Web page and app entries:
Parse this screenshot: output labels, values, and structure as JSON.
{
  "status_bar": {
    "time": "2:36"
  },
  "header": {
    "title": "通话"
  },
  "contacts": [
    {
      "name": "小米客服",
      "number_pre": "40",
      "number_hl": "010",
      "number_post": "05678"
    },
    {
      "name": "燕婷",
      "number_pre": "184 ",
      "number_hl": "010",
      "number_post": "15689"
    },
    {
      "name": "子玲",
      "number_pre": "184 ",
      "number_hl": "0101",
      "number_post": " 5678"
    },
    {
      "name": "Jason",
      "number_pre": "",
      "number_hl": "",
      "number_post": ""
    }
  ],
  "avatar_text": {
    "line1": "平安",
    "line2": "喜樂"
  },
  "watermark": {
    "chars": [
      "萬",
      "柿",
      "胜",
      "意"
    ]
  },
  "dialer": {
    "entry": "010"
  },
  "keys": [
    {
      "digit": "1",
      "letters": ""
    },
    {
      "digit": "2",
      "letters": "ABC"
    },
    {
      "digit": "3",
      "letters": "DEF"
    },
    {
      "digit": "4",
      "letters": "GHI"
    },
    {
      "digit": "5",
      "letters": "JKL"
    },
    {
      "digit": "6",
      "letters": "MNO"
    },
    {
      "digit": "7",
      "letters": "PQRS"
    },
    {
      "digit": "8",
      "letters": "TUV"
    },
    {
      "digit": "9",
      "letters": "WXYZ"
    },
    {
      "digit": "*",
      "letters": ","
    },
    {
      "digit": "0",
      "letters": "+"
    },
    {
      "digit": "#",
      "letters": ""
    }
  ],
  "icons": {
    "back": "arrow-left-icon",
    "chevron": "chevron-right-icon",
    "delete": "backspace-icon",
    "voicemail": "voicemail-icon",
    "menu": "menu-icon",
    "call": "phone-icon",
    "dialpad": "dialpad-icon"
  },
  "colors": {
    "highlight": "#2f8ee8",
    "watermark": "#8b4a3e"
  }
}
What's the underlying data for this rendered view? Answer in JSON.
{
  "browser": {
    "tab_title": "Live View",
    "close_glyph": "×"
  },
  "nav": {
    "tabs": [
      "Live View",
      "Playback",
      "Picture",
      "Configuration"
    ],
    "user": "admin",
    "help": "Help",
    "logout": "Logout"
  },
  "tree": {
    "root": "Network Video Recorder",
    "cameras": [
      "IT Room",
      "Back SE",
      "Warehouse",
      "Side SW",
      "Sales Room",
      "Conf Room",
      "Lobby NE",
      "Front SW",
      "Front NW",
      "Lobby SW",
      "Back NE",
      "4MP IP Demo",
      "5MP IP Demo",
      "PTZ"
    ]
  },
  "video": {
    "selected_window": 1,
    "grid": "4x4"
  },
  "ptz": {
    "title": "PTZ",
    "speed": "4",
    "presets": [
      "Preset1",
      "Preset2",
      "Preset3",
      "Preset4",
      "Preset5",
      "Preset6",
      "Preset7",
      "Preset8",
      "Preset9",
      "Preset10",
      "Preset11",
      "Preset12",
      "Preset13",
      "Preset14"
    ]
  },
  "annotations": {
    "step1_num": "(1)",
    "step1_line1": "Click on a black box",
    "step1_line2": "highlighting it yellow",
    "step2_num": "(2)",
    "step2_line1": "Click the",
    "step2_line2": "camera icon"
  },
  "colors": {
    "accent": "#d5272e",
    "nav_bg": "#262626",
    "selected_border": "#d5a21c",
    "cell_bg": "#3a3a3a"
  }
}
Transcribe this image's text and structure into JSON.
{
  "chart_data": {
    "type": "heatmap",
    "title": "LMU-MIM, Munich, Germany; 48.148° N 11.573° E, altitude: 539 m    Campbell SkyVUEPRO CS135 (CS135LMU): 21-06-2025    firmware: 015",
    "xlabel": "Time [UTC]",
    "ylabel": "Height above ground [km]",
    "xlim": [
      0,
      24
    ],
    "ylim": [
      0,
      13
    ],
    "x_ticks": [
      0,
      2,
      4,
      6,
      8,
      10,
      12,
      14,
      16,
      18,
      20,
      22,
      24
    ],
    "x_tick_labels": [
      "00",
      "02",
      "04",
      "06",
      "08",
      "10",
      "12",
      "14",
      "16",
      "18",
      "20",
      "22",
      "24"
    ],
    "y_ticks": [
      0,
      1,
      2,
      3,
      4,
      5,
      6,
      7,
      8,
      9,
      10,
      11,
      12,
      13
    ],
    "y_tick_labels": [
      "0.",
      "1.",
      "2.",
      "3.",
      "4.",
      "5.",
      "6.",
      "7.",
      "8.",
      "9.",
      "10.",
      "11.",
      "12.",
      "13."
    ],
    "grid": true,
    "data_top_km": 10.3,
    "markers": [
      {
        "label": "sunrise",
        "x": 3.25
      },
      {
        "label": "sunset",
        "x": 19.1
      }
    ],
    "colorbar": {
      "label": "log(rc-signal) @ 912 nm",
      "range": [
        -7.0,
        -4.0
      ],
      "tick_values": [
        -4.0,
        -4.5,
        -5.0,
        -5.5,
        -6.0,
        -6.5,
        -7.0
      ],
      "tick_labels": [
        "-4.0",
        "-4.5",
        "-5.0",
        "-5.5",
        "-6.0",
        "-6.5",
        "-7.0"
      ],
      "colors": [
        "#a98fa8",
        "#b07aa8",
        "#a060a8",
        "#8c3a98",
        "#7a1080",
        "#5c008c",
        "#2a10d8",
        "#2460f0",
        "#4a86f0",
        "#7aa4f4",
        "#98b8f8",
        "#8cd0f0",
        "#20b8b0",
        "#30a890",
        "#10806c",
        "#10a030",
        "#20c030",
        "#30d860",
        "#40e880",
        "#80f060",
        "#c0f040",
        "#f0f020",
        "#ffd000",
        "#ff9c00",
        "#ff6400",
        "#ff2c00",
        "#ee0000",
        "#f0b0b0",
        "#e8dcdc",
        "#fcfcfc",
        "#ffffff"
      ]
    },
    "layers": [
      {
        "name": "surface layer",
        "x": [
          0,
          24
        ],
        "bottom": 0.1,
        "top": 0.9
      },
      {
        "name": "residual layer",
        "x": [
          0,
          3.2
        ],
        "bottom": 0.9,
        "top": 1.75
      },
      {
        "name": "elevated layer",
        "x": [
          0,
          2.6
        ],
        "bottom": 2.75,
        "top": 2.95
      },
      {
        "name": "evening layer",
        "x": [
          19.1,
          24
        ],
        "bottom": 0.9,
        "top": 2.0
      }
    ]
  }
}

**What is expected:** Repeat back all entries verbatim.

**Solution:**
Parse this screenshot: output labels, values, and structure as JSON.
{
  "status_bar": {
    "time": "2:36"
  },
  "header": {
    "title": "通话"
  },
  "contacts": [
    {
      "name": "小米客服",
      "number_pre": "40",
      "number_hl": "010",
      "number_post": "05678"
    },
    {
      "name": "燕婷",
      "number_pre": "184 ",
      "number_hl": "010",
      "number_post": "15689"
    },
    {
      "name": "子玲",
      "number_pre": "184 ",
      "number_hl": "0101",
      "number_post": " 5678"
    },
    {
      "name": "Jason",
      "number_pre": "",
      "number_hl": "",
      "number_post": ""
    }
  ],
  "avatar_text": {
    "line1": "平安",
    "line2": "喜樂"
  },
  "watermark": {
    "chars": [
      "萬",
      "柿",
      "胜",
      "意"
    ]
  },
  "dialer": {
    "entry": "010"
  },
  "keys": [
    {
      "digit": "1",
      "letters": ""
    },
    {
      "digit": "2",
      "letters": "ABC"
    },
    {
      "digit": "3",
      "letters": "DEF"
    },
    {
      "digit": "4",
      "letters": "GHI"
    },
    {
      "digit": "5",
      "letters": "JKL"
    },
    {
      "digit": "6",
      "letters": "MNO"
    },
    {
      "digit": "7",
      "letters": "PQRS"
    },
    {
      "digit": "8",
      "letters": "TUV"
    },
    {
      "digit": "9",
      "letters": "WXYZ"
    },
    {
      "digit": "*",
      "letters": ","
    },
    {
      "digit": "0",
      "letters": "+"
    },
    {
      "digit": "#",
      "letters": ""
    }
  ],
  "icons": {
    "back": "arrow-left-icon",
    "chevron": "chevron-right-icon",
    "delete": "backspace-icon",
    "voicemail": "voicemail-icon",
    "menu": "menu-icon",
    "call": "phone-icon",
    "dialpad": "dialpad-icon"
  },
  "colors": {
    "highlight": "#2f8ee8",
    "watermark": "#8b4a3e"
  }
}
What's the underlying data for this rendered view? Answer in JSON.
{
  "browser": {
    "tab_title": "Live View",
    "close_glyph": "×"
  },
  "nav": {
    "tabs": [
      "Live View",
      "Playback",
      "Picture",
      "Configuration"
    ],
    "user": "admin",
    "help": "Help",
    "logout": "Logout"
  },
  "tree": {
    "root": "Network Video Recorder",
    "cameras": [
      "IT Room",
      "Back SE",
      "Warehouse",
      "Side SW",
      "Sales Room",
      "Conf Room",
      "Lobby NE",
      "Front SW",
      "Front NW",
      "Lobby SW",
      "Back NE",
      "4MP IP Demo",
      "5MP IP Demo",
      "PTZ"
    ]
  },
  "video": {
    "selected_window": 1,
    "grid": "4x4"
  },
  "ptz": {
    "title": "PTZ",
    "speed": "4",
    "presets": [
      "Preset1",
      "Preset2",
      "Preset3",
      "Preset4",
      "Preset5",
      "Preset6",
      "Preset7",
      "Preset8",
      "Preset9",
      "Preset10",
      "Preset11",
      "Preset12",
      "Preset13",
      "Preset14"
    ]
  },
  "annotations": {
    "step1_num": "(1)",
    "step1_line1": "Click on a black box",
    "step1_line2": "highlighting it yellow",
    "step2_num": "(2)",
    "step2_line1": "Click the",
    "step2_line2": "camera icon"
  },
  "colors": {
    "accent": "#d5272e",
    "nav_bg": "#262626",
    "selected_border": "#d5a21c",
    "cell_bg": "#3a3a3a"
  }
}
Transcribe this image's text and structure into JSON.
{
  "chart_data": {
    "type": "heatmap",
    "title": "LMU-MIM, Munich, Germany; 48.148° N 11.573° E, altitude: 539 m    Campbell SkyVUEPRO CS135 (CS135LMU): 21-06-2025    firmware: 015",
    "xlabel": "Time [UTC]",
    "ylabel": "Height above ground [km]",
    "xlim": [
      0,
      24
    ],
    "ylim": [
      0,
      13
    ],
    "x_ticks": [
      0,
      2,
      4,
      6,
      8,
      10,
      12,
      14,
      16,
      18,
      20,
      22,
      24
    ],
    "x_tick_labels": [
      "00",
      "02",
      "04",
      "06",
      "08",
      "10",
      "12",
      "14",
      "16",
      "18",
      "20",
      "22",
      "24"
    ],
    "y_ticks": [
      0,
      1,
      2,
      3,
      4,
      5,
      6,
      7,
      8,
      9,
      10,
      11,
      12,
      13
    ],
    "y_tick_labels": [
      "0.",
      "1.",
      "2.",
      "3.",
      "4.",
      "5.",
      "6.",
      "7.",
      "8.",
      "9.",
      "10.",
      "11.",
      "12.",
      "13."
    ],
    "grid": true,
    "data_top_km": 10.3,
    "markers": [
      {
        "label": "sunrise",
        "x": 3.25
      },
      {
        "label": "sunset",
        "x": 19.1
      }
    ],
    "colorbar": {
      "label": "log(rc-signal) @ 912 nm",
      "range": [
        -7.0,
        -4.0
      ],
      "tick_values": [
        -4.0,
        -4.5,
        -5.0,
        -5.5,
        -6.0,
        -6.5,
        -7.0
      ],
      "tick_labels": [
        "-4.0",
        "-4.5",
        "-5.0",
        "-5.5",
        "-6.0",
        "-6.5",
        "-7.0"
      ],
      "colors": [
        "#a98fa8",
        "#b07aa8",
        "#a060a8",
        "#8c3a98",
        "#7a1080",
        "#5c008c",
        "#2a10d8",
        "#2460f0",
        "#4a86f0",
        "#7aa4f4",
        "#98b8f8",
        "#8cd0f0",
        "#20b8b0",
        "#30a890",
        "#10806c",
        "#10a030",
        "#20c030",
        "#30d860",
        "#40e880",
        "#80f060",
        "#c0f040",
        "#f0f020",
        "#ffd000",
        "#ff9c00",
        "#ff6400",
        "#ff2c00",
        "#ee0000",
        "#f0b0b0",
        "#e8dcdc",
        "#fcfcfc",
        "#ffffff"
      ]
    },
    "layers": [
      {
        "name": "surface layer",
        "x": [
          0,
          24
        ],
        "bottom": 0.1,
        "top": 0.9
      },
      {
        "name": "residual layer",
        "x": [
          0,
          3.2
        ],
        "bottom": 0.9,
        "top": 1.75
      },
      {
        "name": "elevated layer",
        "x": [
          0,
          2.6
        ],
        "bottom": 2.75,
        "top": 2.95
      },
      {
        "name": "evening layer",
        "x": [
          19.1,
          24
        ],
        "bottom": 0.9,
        "top": 2.0
      }
    ]
  }
}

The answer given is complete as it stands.